Vandenberg continued to work intermittently on alternating geometric, figurative and monochrome cycles. These image schemes, which he used throughout his career, began to converge: letters became geometrical grids, figures were included in abstract compositions, and monochromes served as backgrounds for words. His Molenbeek Drawings from 2007 are key examples of this tendency. In one of the drawings, which Vandenberg mockingly entitled Le Carousel, cuboid forms with legs circle a central figure under the inscription “Dieu me la dit” (God Told Me So). This motif served as a starting point for a cycle of large-scale paintings and also appears in the Sint-Jans Suite (Saint John Suite), a series of etchings that he based on his drawings. The artist had his last overseas exhibition at the Envoy Gallery in New York in 2008. The following year, in the exhibition Visite, his œuvre was presented in a dialogue with the permanent collection of the Museum of Fine Arts in Ghent, the institution that had first ignited his passion for art. During the last year of his life, Vandenberg worked on the series of paintings Le Départ (The Departure). He committed suicide in 2009.


i. Philippe Vandenberg, “On His Way in a Cage Is a Man, His Hands Red”. In: Philippe Vandenberg: Œuvre 1995-1999, edited by Flor Bex (Antwerp: M HKA – Museum van Hedendaagse Kunst Antwerpen, 1999), 300.
ii. Research undertaken in the context of the Bosch Research and Conservation Project (2007–2017) led to the conclusion that Christ Carrying the Cross is not by Hieronymus Bosch. Based on infrared analyses of the underdrawing and stylistic comparisons, the work is now attributed to a close follower. See: Matthijs Ilsink, et al., Hieronymus Bosch: Painter and Draughtsman: Catalogue Raisonné (Brussels: Mercatorfonds, 2016).
iii. More specifically they visited the exhibitions of work by Francis Bacon in the Grand Palais (1972), Pablo Picasso at the Palais des Papes (1973), and saw a performance by Joseph Beuys at Documenta VI (1977).

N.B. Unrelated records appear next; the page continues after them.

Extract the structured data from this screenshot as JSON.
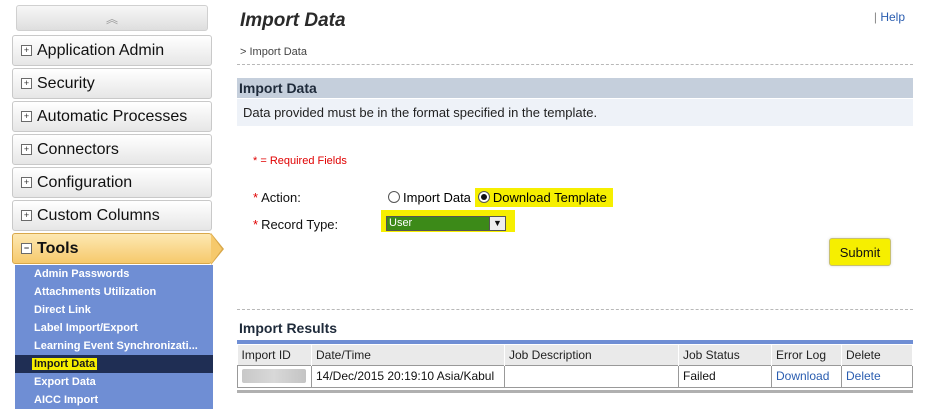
{
  "sidebar": {
    "collapse_glyph": "︽",
    "items": [
      {
        "label": "Application Admin",
        "glyph": "+"
      },
      {
        "label": "Security",
        "glyph": "+"
      },
      {
        "label": "Automatic Processes",
        "glyph": "+"
      },
      {
        "label": "Connectors",
        "glyph": "+"
      },
      {
        "label": "Configuration",
        "glyph": "+"
      },
      {
        "label": "Custom Columns",
        "glyph": "+"
      },
      {
        "label": "Tools",
        "glyph": "−"
      }
    ],
    "submenu": [
      "Admin Passwords",
      "Attachments Utilization",
      "Direct Link",
      "Label Import/Export",
      "Learning Event Synchronizati...",
      "Import Data",
      "Export Data",
      "AICC Import"
    ],
    "selected_submenu": "Import Data"
  },
  "main": {
    "title": "Import Data",
    "help_separator": "|",
    "help_label": "Help",
    "breadcrumb": "> Import Data",
    "section_title": "Import Data",
    "section_description": "Data provided must be in the format specified in the template.",
    "required_note": "* = Required Fields",
    "action": {
      "star": "*",
      "label": "Action:",
      "options": [
        "Import Data",
        "Download Template"
      ],
      "selected": "Download Template"
    },
    "record_type": {
      "star": "*",
      "label": "Record Type:",
      "value": "User"
    },
    "submit_label": "Submit",
    "results": {
      "title": "Import Results",
      "columns": [
        "Import ID",
        "Date/Time",
        "Job Description",
        "Job Status",
        "Error Log",
        "Delete"
      ],
      "rows": [
        {
          "import_id": "",
          "datetime": "14/Dec/2015 20:19:10 Asia/Kabul",
          "job_description": "",
          "job_status": "Failed",
          "error_log": "Download",
          "delete": "Delete"
        }
      ]
    }
  },
  "colors": {
    "highlight": "#f6ef00",
    "submenu_bg": "#6f8ed4",
    "active_tab": "#f6c96c",
    "section_header": "#c5cfdc",
    "link": "#2a5db0",
    "required": "#e00000"
  }
}
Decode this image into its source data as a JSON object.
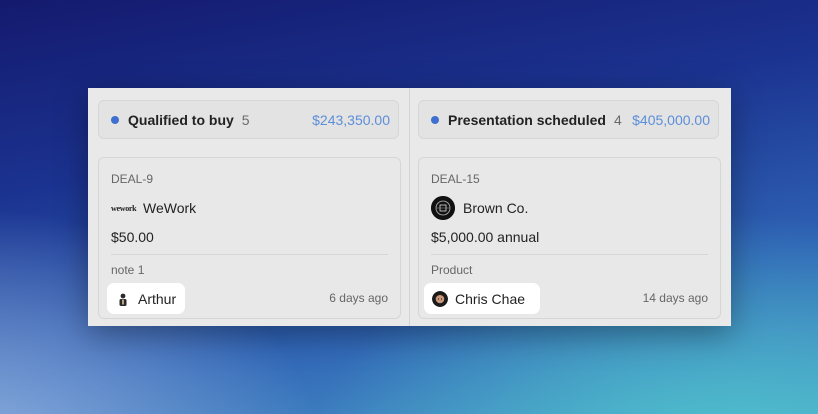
{
  "columns": [
    {
      "stage": "Qualified to buy",
      "count": "5",
      "total": "$243,350.00",
      "card": {
        "deal_id": "DEAL-9",
        "company": "WeWork",
        "logo_text": "wework",
        "amount": "$50.00",
        "note": "note 1",
        "owner": "Arthur",
        "time": "6 days ago"
      }
    },
    {
      "stage": "Presentation scheduled",
      "count": "4",
      "total": "$405,000.00",
      "card": {
        "deal_id": "DEAL-15",
        "company": "Brown Co.",
        "amount": "$5,000.00 annual",
        "note": "Product",
        "owner": "Chris Chae",
        "time": "14 days ago"
      }
    }
  ],
  "colors": {
    "accent": "#3f6fcf",
    "total_text": "#5d8ed9",
    "panel": "#e9e9e9"
  }
}
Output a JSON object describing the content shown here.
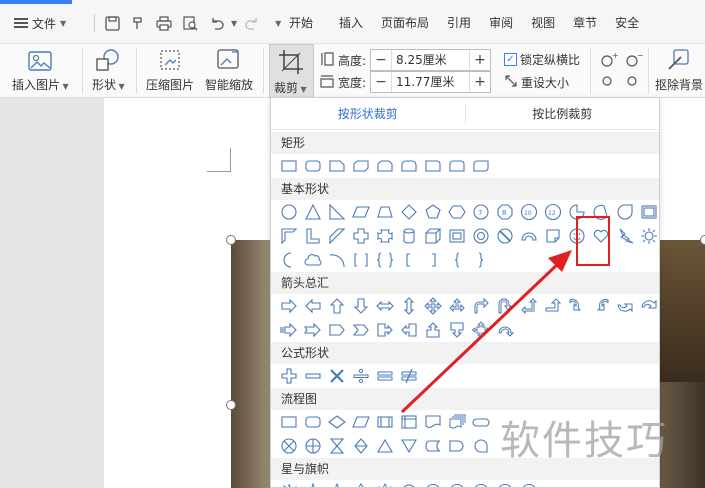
{
  "menubar": {
    "file_label": "文件",
    "tabs": [
      "开始",
      "插入",
      "页面布局",
      "引用",
      "审阅",
      "视图",
      "章节",
      "安全"
    ]
  },
  "ribbon": {
    "insert_picture": "插入图片",
    "shape": "形状",
    "compress": "压缩图片",
    "smart_zoom": "智能缩放",
    "crop": "裁剪",
    "height_label": "高度:",
    "height_value": "8.25厘米",
    "width_label": "宽度:",
    "width_value": "11.77厘米",
    "lock_ratio": "锁定纵横比",
    "lock_checked": true,
    "reset_size": "重设大小",
    "remove_bg": "抠除背景"
  },
  "crop_menu": {
    "tab_shape": "按形状裁剪",
    "tab_ratio": "按比例裁剪",
    "sections": {
      "rect": "矩形",
      "basic": "基本形状",
      "arrows": "箭头总汇",
      "formula": "公式形状",
      "flowchart": "流程图",
      "stars": "星与旗帜"
    }
  },
  "watermark": "软件技巧",
  "colors": {
    "accent": "#3c7ef7",
    "highlight": "#e02020",
    "shape_stroke": "#4a7ab8"
  }
}
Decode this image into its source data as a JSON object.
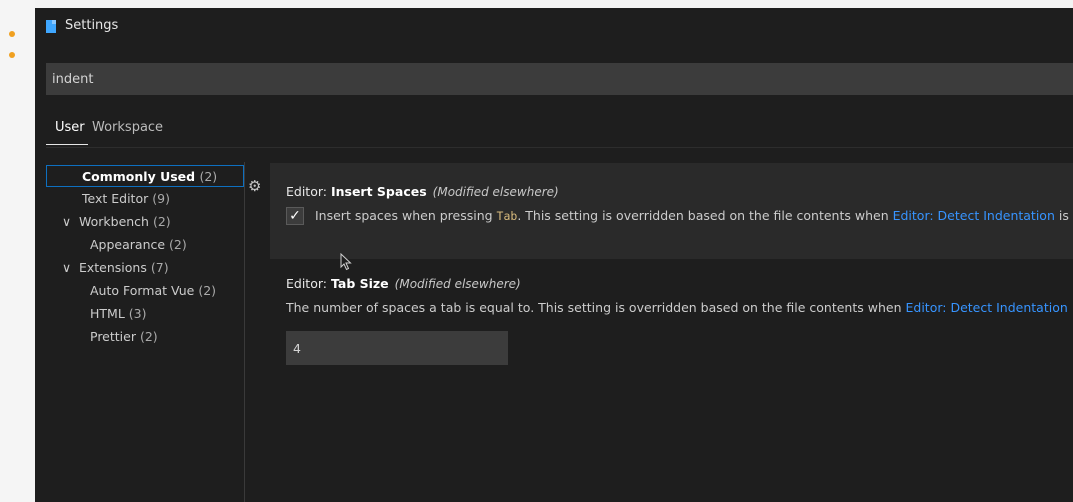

iv. Hoet’s critique was formulated in: Jan Hoet, Dorian Van Der Brempt and Mark Van Dyck, Monologen met Jan Hoet (Leuven: Kritak, 1989).
v. Vandenberg, “De stand der dingen”. In: De Stand der dingen (Ghent: Self-Published, 1995), unpag.
vi. Id., “De zeven tochten naar het Heilig Graf”. Lecture, Kunstschool Heilig Graf, Heilig Grafinstituut, Turnhout, December 1995. This lecture was later published as: Id., “Seven Journeys to a Holy Sepulchre”. In: Philippe Vandenberg: Œuvre 1995-1999, 1999, 271.
vii. The essay was originally a lecture: Id., “Op weg in een kooi is een man, zijn handen rood”. Lecture, Stichting Psychoanalyse en Cultuur, Oud-St.-Jan, Bruges, October 17, 1998. The essay was later published as: Id., “Op weg in een kooi is een man, zijn handen rood”. In: Philippe Vandenberg: Œuvre 1995-1999, 1999, 33-44. The same publication includes an English translation of the essay: Id., “On His Way in a Cage Is a Man, His Hands Red”. In: Philippe Vandenberg: Œuvre 1995-1999, 1999, 292-304.
viii. Id., “Lettre au nègre”. In: Exil de peintre (Ghent: Ergo Press, 2003), unpag, and Id., Lettre au nègre, exhibition leaflet (Ghent: Caermersklooster, 2003). An English translation of the essay was later published as: Id., “Letter to the Nigger”. In: Philippe Vandenberg: “L’important c’est le kamikaze”: Œuvre 2000-2006, edited by Alain Tourneux (Charleville-Mézières: Musée Arthur Rimbaud, Ghent: On-Line, 2006),143-151.
ix. Id., “Pelgrims keel”. In: Pelgrims keel (Kessel-Lo: Literarte, 2003), unpag. 

pijl links
Philippe Vandenberg: Overview
pijl rechts
Philippe Vandenberg: Exhibitions